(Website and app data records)
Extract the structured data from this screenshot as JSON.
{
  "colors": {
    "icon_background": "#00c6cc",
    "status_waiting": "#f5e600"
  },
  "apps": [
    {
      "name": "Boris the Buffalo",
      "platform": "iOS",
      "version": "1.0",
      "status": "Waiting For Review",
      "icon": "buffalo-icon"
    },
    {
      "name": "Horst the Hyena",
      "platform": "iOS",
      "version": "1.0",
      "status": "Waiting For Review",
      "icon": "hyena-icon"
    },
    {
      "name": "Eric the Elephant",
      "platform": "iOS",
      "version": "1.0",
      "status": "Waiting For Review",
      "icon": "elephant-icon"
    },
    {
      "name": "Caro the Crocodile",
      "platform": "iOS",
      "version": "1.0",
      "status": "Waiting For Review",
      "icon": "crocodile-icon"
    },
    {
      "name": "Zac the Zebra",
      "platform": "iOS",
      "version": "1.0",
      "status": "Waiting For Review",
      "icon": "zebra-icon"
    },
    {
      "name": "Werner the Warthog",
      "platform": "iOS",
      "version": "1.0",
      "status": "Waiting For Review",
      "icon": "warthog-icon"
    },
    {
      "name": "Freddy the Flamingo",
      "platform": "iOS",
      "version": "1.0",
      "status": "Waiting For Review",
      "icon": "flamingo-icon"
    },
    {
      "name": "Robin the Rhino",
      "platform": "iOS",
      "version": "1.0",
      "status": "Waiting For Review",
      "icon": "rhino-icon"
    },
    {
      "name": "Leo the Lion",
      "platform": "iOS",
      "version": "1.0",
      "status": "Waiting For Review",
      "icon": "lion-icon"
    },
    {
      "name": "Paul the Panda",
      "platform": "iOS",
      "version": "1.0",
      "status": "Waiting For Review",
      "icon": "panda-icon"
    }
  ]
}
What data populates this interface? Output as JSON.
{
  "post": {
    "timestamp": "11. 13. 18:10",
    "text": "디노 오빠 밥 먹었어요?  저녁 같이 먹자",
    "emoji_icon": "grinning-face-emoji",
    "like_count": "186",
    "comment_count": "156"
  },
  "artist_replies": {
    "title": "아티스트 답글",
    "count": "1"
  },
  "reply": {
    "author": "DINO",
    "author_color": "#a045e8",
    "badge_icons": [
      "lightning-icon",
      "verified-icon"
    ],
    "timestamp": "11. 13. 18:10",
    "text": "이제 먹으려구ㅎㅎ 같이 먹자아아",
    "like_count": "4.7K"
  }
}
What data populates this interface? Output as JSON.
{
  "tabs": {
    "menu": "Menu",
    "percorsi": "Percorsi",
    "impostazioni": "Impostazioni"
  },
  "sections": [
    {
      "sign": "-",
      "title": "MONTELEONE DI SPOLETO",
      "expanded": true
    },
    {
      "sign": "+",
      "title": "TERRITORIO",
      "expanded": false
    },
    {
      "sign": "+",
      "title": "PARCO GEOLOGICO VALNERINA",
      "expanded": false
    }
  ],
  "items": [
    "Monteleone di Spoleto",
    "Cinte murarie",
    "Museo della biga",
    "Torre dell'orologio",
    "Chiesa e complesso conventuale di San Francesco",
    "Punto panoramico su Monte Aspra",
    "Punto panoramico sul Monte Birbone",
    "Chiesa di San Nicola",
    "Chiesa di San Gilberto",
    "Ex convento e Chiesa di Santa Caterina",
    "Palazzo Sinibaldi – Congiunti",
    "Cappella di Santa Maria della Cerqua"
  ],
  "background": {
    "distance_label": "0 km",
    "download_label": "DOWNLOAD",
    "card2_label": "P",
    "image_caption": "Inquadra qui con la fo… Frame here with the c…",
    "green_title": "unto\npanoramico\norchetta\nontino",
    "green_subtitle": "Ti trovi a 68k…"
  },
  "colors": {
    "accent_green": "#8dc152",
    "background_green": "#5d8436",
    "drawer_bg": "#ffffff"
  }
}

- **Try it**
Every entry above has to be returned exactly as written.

- **Result of the task**
Extract the structured data from this screenshot as JSON.
{
  "colors": {
    "icon_background": "#00c6cc",
    "status_waiting": "#f5e600"
  },
  "apps": [
    {
      "name": "Boris the Buffalo",
      "platform": "iOS",
      "version": "1.0",
      "status": "Waiting For Review",
      "icon": "buffalo-icon"
    },
    {
      "name": "Horst the Hyena",
      "platform": "iOS",
      "version": "1.0",
      "status": "Waiting For Review",
      "icon": "hyena-icon"
    },
    {
      "name": "Eric the Elephant",
      "platform": "iOS",
      "version": "1.0",
      "status": "Waiting For Review",
      "icon": "elephant-icon"
    },
    {
      "name": "Caro the Crocodile",
      "platform": "iOS",
      "version": "1.0",
      "status": "Waiting For Review",
      "icon": "crocodile-icon"
    },
    {
      "name": "Zac the Zebra",
      "platform": "iOS",
      "version": "1.0",
      "status": "Waiting For Review",
      "icon": "zebra-icon"
    },
    {
      "name": "Werner the Warthog",
      "platform": "iOS",
      "version": "1.0",
      "status": "Waiting For Review",
      "icon": "warthog-icon"
    },
    {
      "name": "Freddy the Flamingo",
      "platform": "iOS",
      "version": "1.0",
      "status": "Waiting For Review",
      "icon": "flamingo-icon"
    },
    {
      "name": "Robin the Rhino",
      "platform": "iOS",
      "version": "1.0",
      "status": "Waiting For Review",
      "icon": "rhino-icon"
    },
    {
      "name": "Leo the Lion",
      "platform": "iOS",
      "version": "1.0",
      "status": "Waiting For Review",
      "icon": "lion-icon"
    },
    {
      "name": "Paul the Panda",
      "platform": "iOS",
      "version": "1.0",
      "status": "Waiting For Review",
      "icon": "panda-icon"
    }
  ]
}
What data populates this interface? Output as JSON.
{
  "post": {
    "timestamp": "11. 13. 18:10",
    "text": "디노 오빠 밥 먹었어요?  저녁 같이 먹자",
    "emoji_icon": "grinning-face-emoji",
    "like_count": "186",
    "comment_count": "156"
  },
  "artist_replies": {
    "title": "아티스트 답글",
    "count": "1"
  },
  "reply": {
    "author": "DINO",
    "author_color": "#a045e8",
    "badge_icons": [
      "lightning-icon",
      "verified-icon"
    ],
    "timestamp": "11. 13. 18:10",
    "text": "이제 먹으려구ㅎㅎ 같이 먹자아아",
    "like_count": "4.7K"
  }
}
What data populates this interface? Output as JSON.
{
  "tabs": {
    "menu": "Menu",
    "percorsi": "Percorsi",
    "impostazioni": "Impostazioni"
  },
  "sections": [
    {
      "sign": "-",
      "title": "MONTELEONE DI SPOLETO",
      "expanded": true
    },
    {
      "sign": "+",
      "title": "TERRITORIO",
      "expanded": false
    },
    {
      "sign": "+",
      "title": "PARCO GEOLOGICO VALNERINA",
      "expanded": false
    }
  ],
  "items": [
    "Monteleone di Spoleto",
    "Cinte murarie",
    "Museo della biga",
    "Torre dell'orologio",
    "Chiesa e complesso conventuale di San Francesco",
    "Punto panoramico su Monte Aspra",
    "Punto panoramico sul Monte Birbone",
    "Chiesa di San Nicola",
    "Chiesa di San Gilberto",
    "Ex convento e Chiesa di Santa Caterina",
    "Palazzo Sinibaldi – Congiunti",
    "Cappella di Santa Maria della Cerqua"
  ],
  "background": {
    "distance_label": "0 km",
    "download_label": "DOWNLOAD",
    "card2_label": "P",
    "image_caption": "Inquadra qui con la fo… Frame here with the c…",
    "green_title": "unto\npanoramico\norchetta\nontino",
    "green_subtitle": "Ti trovi a 68k…"
  },
  "colors": {
    "accent_green": "#8dc152",
    "background_green": "#5d8436",
    "drawer_bg": "#ffffff"
  }
}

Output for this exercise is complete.